**Data supplied**
◇ ◇ ◇ ◇ ◇ ◇ ◇
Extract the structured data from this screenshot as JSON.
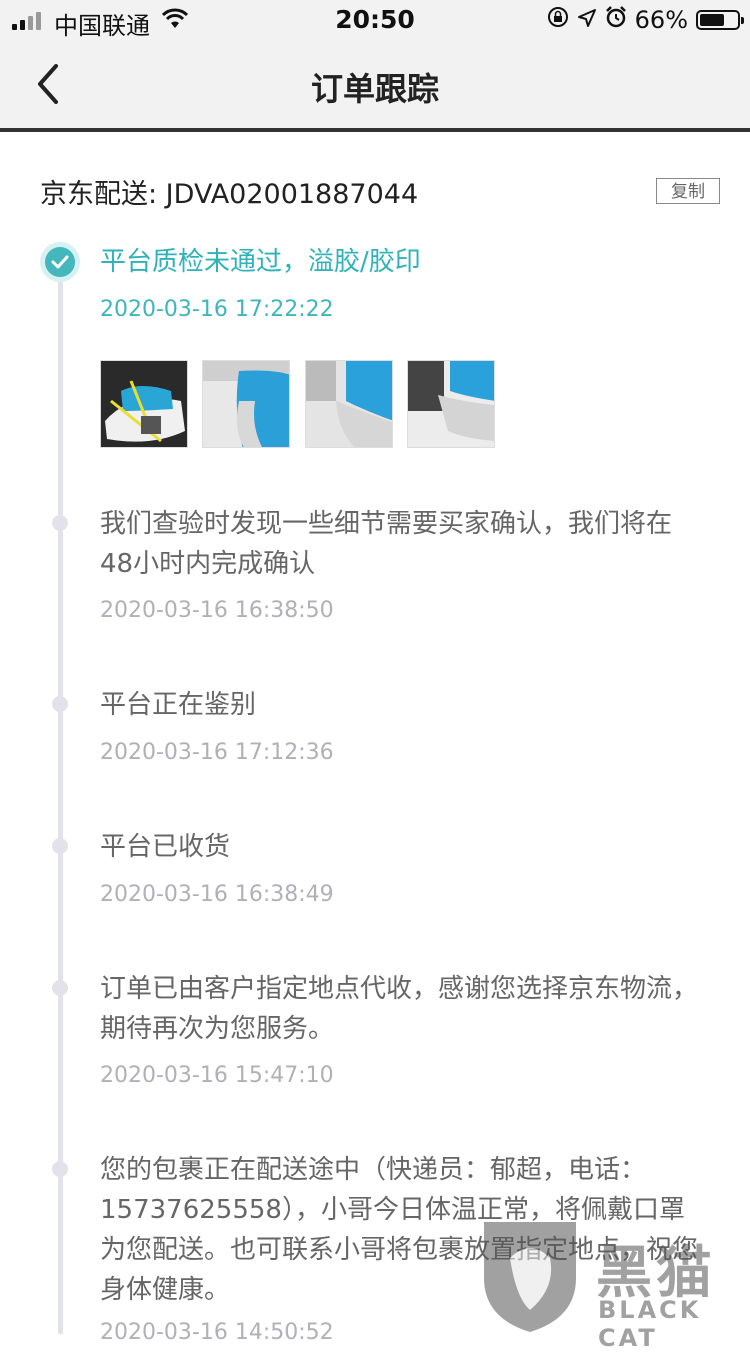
{
  "status_bar": {
    "carrier": "中国联通",
    "time": "20:50",
    "battery": "66%",
    "battery_level": 0.66
  },
  "nav": {
    "title": "订单跟踪"
  },
  "shipment": {
    "carrier_label": "京东配送: JDVA02001887044",
    "copy_label": "复制"
  },
  "events": [
    {
      "title": "平台质检未通过，溢胶/胶印",
      "time": "2020-03-16 17:22:22"
    },
    {
      "title": "我们查验时发现一些细节需要买家确认，我们将在48小时内完成确认",
      "time": "2020-03-16 16:38:50"
    },
    {
      "title": "平台正在鉴别",
      "time": "2020-03-16 17:12:36"
    },
    {
      "title": "平台已收货",
      "time": "2020-03-16 16:38:49"
    },
    {
      "title": "订单已由客户指定地点代收，感谢您选择京东物流，期待再次为您服务。",
      "time": "2020-03-16 15:47:10"
    },
    {
      "title": "您的包裹正在配送途中（快递员：郁超，电话：15737625558），小哥今日体温正常，将佩戴口罩为您配送。也可联系小哥将包裹放置指定地点，祝您身体健康。",
      "time": "2020-03-16 14:50:52"
    }
  ],
  "watermark": {
    "logo_text": "黑猫",
    "sub_text": "BLACK CAT"
  },
  "colors": {
    "accent": "#2fb3b9",
    "timeline": "#e2e2ea",
    "nav_bg": "#f2f2f2"
  }
}
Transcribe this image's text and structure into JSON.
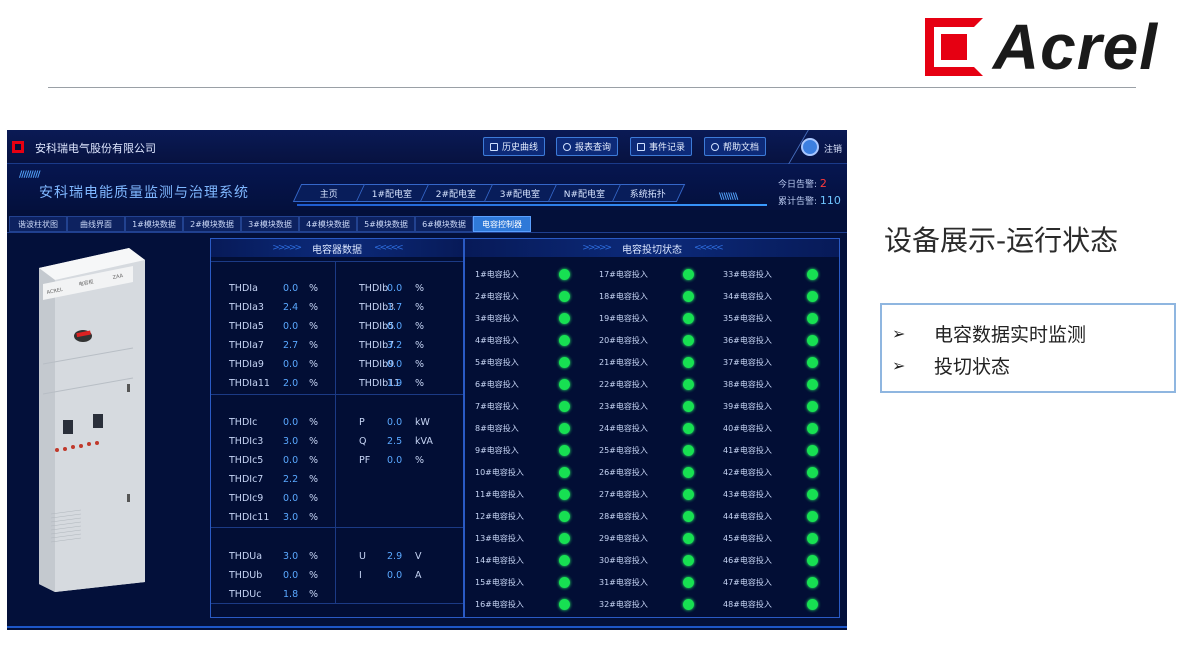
{
  "slide": {
    "brand": "Acrel",
    "section_title": "设备展示-运行状态",
    "bullets": [
      "电容数据实时监测",
      "投切状态"
    ],
    "bullet_marker": "➢"
  },
  "app": {
    "company": "安科瑞电气股份有限公司",
    "toolbar": [
      {
        "label": "历史曲线",
        "icon": "chart-icon"
      },
      {
        "label": "报表查询",
        "icon": "search-icon"
      },
      {
        "label": "事件记录",
        "icon": "document-icon"
      },
      {
        "label": "帮助文档",
        "icon": "help-icon"
      }
    ],
    "logout": "注销",
    "system_title": "安科瑞电能质量监测与治理系统",
    "nav": [
      "主页",
      "1#配电室",
      "2#配电室",
      "3#配电室",
      "N#配电室",
      "系统拓扑"
    ],
    "alarm": {
      "today_label": "今日告警:",
      "today_value": "2",
      "total_label": "累计告警:",
      "total_value": "110"
    },
    "subtabs": [
      "谐波柱状图",
      "曲线界面",
      "1#模块数据",
      "2#模块数据",
      "3#模块数据",
      "4#模块数据",
      "5#模块数据",
      "6#模块数据",
      "电容控制器"
    ],
    "active_subtab": "电容控制器",
    "cabinet_labels": {
      "left": "ACREL",
      "mid": "电容柜",
      "right": "ZAA"
    },
    "capacitor_panel": {
      "title": "电容器数据",
      "group_a": [
        [
          "THDIa",
          "0.0",
          "%",
          "THDIb",
          "0.0",
          "%"
        ],
        [
          "THDIa3",
          "2.4",
          "%",
          "THDIb3",
          "1.7",
          "%"
        ],
        [
          "THDIa5",
          "0.0",
          "%",
          "THDIb5",
          "0.0",
          "%"
        ],
        [
          "THDIa7",
          "2.7",
          "%",
          "THDIb7",
          "3.2",
          "%"
        ],
        [
          "THDIa9",
          "0.0",
          "%",
          "THDIb9",
          "0.0",
          "%"
        ],
        [
          "THDIa11",
          "2.0",
          "%",
          "THDIb11",
          "1.9",
          "%"
        ]
      ],
      "group_c": [
        [
          "THDIc",
          "0.0",
          "%",
          "P",
          "0.0",
          "kW"
        ],
        [
          "THDIc3",
          "3.0",
          "%",
          "Q",
          "2.5",
          "kVA"
        ],
        [
          "THDIc5",
          "0.0",
          "%",
          "PF",
          "0.0",
          "%"
        ],
        [
          "THDIc7",
          "2.2",
          "%",
          "",
          "",
          ""
        ],
        [
          "THDIc9",
          "0.0",
          "%",
          "",
          "",
          ""
        ],
        [
          "THDIc11",
          "3.0",
          "%",
          "",
          "",
          ""
        ]
      ],
      "group_u": [
        [
          "THDUa",
          "3.0",
          "%",
          "U",
          "2.9",
          "V"
        ],
        [
          "THDUb",
          "0.0",
          "%",
          "I",
          "0.0",
          "A"
        ],
        [
          "THDUc",
          "1.8",
          "%",
          "",
          "",
          ""
        ]
      ]
    },
    "switch_panel": {
      "title": "电容投切状态",
      "items": [
        "1#电容投入",
        "2#电容投入",
        "3#电容投入",
        "4#电容投入",
        "5#电容投入",
        "6#电容投入",
        "7#电容投入",
        "8#电容投入",
        "9#电容投入",
        "10#电容投入",
        "11#电容投入",
        "12#电容投入",
        "13#电容投入",
        "14#电容投入",
        "15#电容投入",
        "16#电容投入",
        "17#电容投入",
        "18#电容投入",
        "19#电容投入",
        "20#电容投入",
        "21#电容投入",
        "22#电容投入",
        "23#电容投入",
        "24#电容投入",
        "25#电容投入",
        "26#电容投入",
        "27#电容投入",
        "28#电容投入",
        "29#电容投入",
        "30#电容投入",
        "31#电容投入",
        "32#电容投入",
        "33#电容投入",
        "34#电容投入",
        "35#电容投入",
        "36#电容投入",
        "37#电容投入",
        "38#电容投入",
        "39#电容投入",
        "40#电容投入",
        "41#电容投入",
        "42#电容投入",
        "43#电容投入",
        "44#电容投入",
        "45#电容投入",
        "46#电容投入",
        "47#电容投入",
        "48#电容投入"
      ],
      "status_color": "#17e052"
    }
  },
  "colors": {
    "brand_red": "#e60012",
    "app_bg": "#03103a",
    "accent_blue": "#2f79d8"
  }
}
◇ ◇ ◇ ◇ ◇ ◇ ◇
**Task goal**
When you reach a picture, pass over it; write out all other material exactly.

**Result**
Extract the structured data from this screenshot as JSON.
{
  "status_bar": {
    "carrier": "中国联通",
    "time": "20:50",
    "battery": "66%",
    "battery_level": 0.66
  },
  "nav": {
    "title": "订单跟踪"
  },
  "shipment": {
    "carrier_label": "京东配送: JDVA02001887044",
    "copy_label": "复制"
  },
  "events": [
    {
      "title": "平台质检未通过，溢胶/胶印",
      "time": "2020-03-16 17:22:22"
    },
    {
      "title": "我们查验时发现一些细节需要买家确认，我们将在48小时内完成确认",
      "time": "2020-03-16 16:38:50"
    },
    {
      "title": "平台正在鉴别",
      "time": "2020-03-16 17:12:36"
    },
    {
      "title": "平台已收货",
      "time": "2020-03-16 16:38:49"
    },
    {
      "title": "订单已由客户指定地点代收，感谢您选择京东物流，期待再次为您服务。",
      "time": "2020-03-16 15:47:10"
    },
    {
      "title": "您的包裹正在配送途中（快递员：郁超，电话：15737625558），小哥今日体温正常，将佩戴口罩为您配送。也可联系小哥将包裹放置指定地点，祝您身体健康。",
      "time": "2020-03-16 14:50:52"
    }
  ],
  "watermark": {
    "logo_text": "黑猫",
    "sub_text": "BLACK CAT"
  },
  "colors": {
    "accent": "#2fb3b9",
    "timeline": "#e2e2ea",
    "nav_bg": "#f2f2f2"
  }
}
Transcribe this image's text and structure into JSON.
{
  "slide": {
    "brand": "Acrel",
    "section_title": "设备展示-运行状态",
    "bullets": [
      "电容数据实时监测",
      "投切状态"
    ],
    "bullet_marker": "➢"
  },
  "app": {
    "company": "安科瑞电气股份有限公司",
    "toolbar": [
      {
        "label": "历史曲线",
        "icon": "chart-icon"
      },
      {
        "label": "报表查询",
        "icon": "search-icon"
      },
      {
        "label": "事件记录",
        "icon": "document-icon"
      },
      {
        "label": "帮助文档",
        "icon": "help-icon"
      }
    ],
    "logout": "注销",
    "system_title": "安科瑞电能质量监测与治理系统",
    "nav": [
      "主页",
      "1#配电室",
      "2#配电室",
      "3#配电室",
      "N#配电室",
      "系统拓扑"
    ],
    "alarm": {
      "today_label": "今日告警:",
      "today_value": "2",
      "total_label": "累计告警:",
      "total_value": "110"
    },
    "subtabs": [
      "谐波柱状图",
      "曲线界面",
      "1#模块数据",
      "2#模块数据",
      "3#模块数据",
      "4#模块数据",
      "5#模块数据",
      "6#模块数据",
      "电容控制器"
    ],
    "active_subtab": "电容控制器",
    "cabinet_labels": {
      "left": "ACREL",
      "mid": "电容柜",
      "right": "ZAA"
    },
    "capacitor_panel": {
      "title": "电容器数据",
      "group_a": [
        [
          "THDIa",
          "0.0",
          "%",
          "THDIb",
          "0.0",
          "%"
        ],
        [
          "THDIa3",
          "2.4",
          "%",
          "THDIb3",
          "1.7",
          "%"
        ],
        [
          "THDIa5",
          "0.0",
          "%",
          "THDIb5",
          "0.0",
          "%"
        ],
        [
          "THDIa7",
          "2.7",
          "%",
          "THDIb7",
          "3.2",
          "%"
        ],
        [
          "THDIa9",
          "0.0",
          "%",
          "THDIb9",
          "0.0",
          "%"
        ],
        [
          "THDIa11",
          "2.0",
          "%",
          "THDIb11",
          "1.9",
          "%"
        ]
      ],
      "group_c": [
        [
          "THDIc",
          "0.0",
          "%",
          "P",
          "0.0",
          "kW"
        ],
        [
          "THDIc3",
          "3.0",
          "%",
          "Q",
          "2.5",
          "kVA"
        ],
        [
          "THDIc5",
          "0.0",
          "%",
          "PF",
          "0.0",
          "%"
        ],
        [
          "THDIc7",
          "2.2",
          "%",
          "",
          "",
          ""
        ],
        [
          "THDIc9",
          "0.0",
          "%",
          "",
          "",
          ""
        ],
        [
          "THDIc11",
          "3.0",
          "%",
          "",
          "",
          ""
        ]
      ],
      "group_u": [
        [
          "THDUa",
          "3.0",
          "%",
          "U",
          "2.9",
          "V"
        ],
        [
          "THDUb",
          "0.0",
          "%",
          "I",
          "0.0",
          "A"
        ],
        [
          "THDUc",
          "1.8",
          "%",
          "",
          "",
          ""
        ]
      ]
    },
    "switch_panel": {
      "title": "电容投切状态",
      "items": [
        "1#电容投入",
        "2#电容投入",
        "3#电容投入",
        "4#电容投入",
        "5#电容投入",
        "6#电容投入",
        "7#电容投入",
        "8#电容投入",
        "9#电容投入",
        "10#电容投入",
        "11#电容投入",
        "12#电容投入",
        "13#电容投入",
        "14#电容投入",
        "15#电容投入",
        "16#电容投入",
        "17#电容投入",
        "18#电容投入",
        "19#电容投入",
        "20#电容投入",
        "21#电容投入",
        "22#电容投入",
        "23#电容投入",
        "24#电容投入",
        "25#电容投入",
        "26#电容投入",
        "27#电容投入",
        "28#电容投入",
        "29#电容投入",
        "30#电容投入",
        "31#电容投入",
        "32#电容投入",
        "33#电容投入",
        "34#电容投入",
        "35#电容投入",
        "36#电容投入",
        "37#电容投入",
        "38#电容投入",
        "39#电容投入",
        "40#电容投入",
        "41#电容投入",
        "42#电容投入",
        "43#电容投入",
        "44#电容投入",
        "45#电容投入",
        "46#电容投入",
        "47#电容投入",
        "48#电容投入"
      ],
      "status_color": "#17e052"
    }
  },
  "colors": {
    "brand_red": "#e60012",
    "app_bg": "#03103a",
    "accent_blue": "#2f79d8"
  }
}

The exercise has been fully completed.